• The problem
Report each line of the data that contains the string "color".

(Website and app data records)
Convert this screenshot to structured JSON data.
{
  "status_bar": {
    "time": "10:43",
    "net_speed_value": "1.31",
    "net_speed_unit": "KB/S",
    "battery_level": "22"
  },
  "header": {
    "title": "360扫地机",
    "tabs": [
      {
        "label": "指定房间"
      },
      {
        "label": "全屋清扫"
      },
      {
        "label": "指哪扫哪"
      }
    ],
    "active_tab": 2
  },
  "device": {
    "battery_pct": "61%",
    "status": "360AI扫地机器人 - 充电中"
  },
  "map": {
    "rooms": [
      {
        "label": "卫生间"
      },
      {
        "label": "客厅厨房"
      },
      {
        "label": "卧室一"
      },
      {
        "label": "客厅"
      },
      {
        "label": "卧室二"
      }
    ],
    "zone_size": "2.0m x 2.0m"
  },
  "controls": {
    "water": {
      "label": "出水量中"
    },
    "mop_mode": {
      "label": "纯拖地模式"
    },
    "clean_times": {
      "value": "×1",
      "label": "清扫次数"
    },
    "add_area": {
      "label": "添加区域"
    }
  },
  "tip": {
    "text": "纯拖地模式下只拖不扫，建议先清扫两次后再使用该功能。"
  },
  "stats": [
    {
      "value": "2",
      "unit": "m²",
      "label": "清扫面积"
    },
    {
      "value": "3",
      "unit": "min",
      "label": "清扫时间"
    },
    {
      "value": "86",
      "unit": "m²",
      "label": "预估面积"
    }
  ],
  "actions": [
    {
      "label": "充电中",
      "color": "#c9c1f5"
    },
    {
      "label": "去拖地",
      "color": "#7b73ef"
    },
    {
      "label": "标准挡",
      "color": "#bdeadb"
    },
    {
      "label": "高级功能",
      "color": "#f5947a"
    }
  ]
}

• Output for this task
      "color": "#c9c1f5"
      "color": "#7b73ef"
      "color": "#bdeadb"
      "color": "#f5947a"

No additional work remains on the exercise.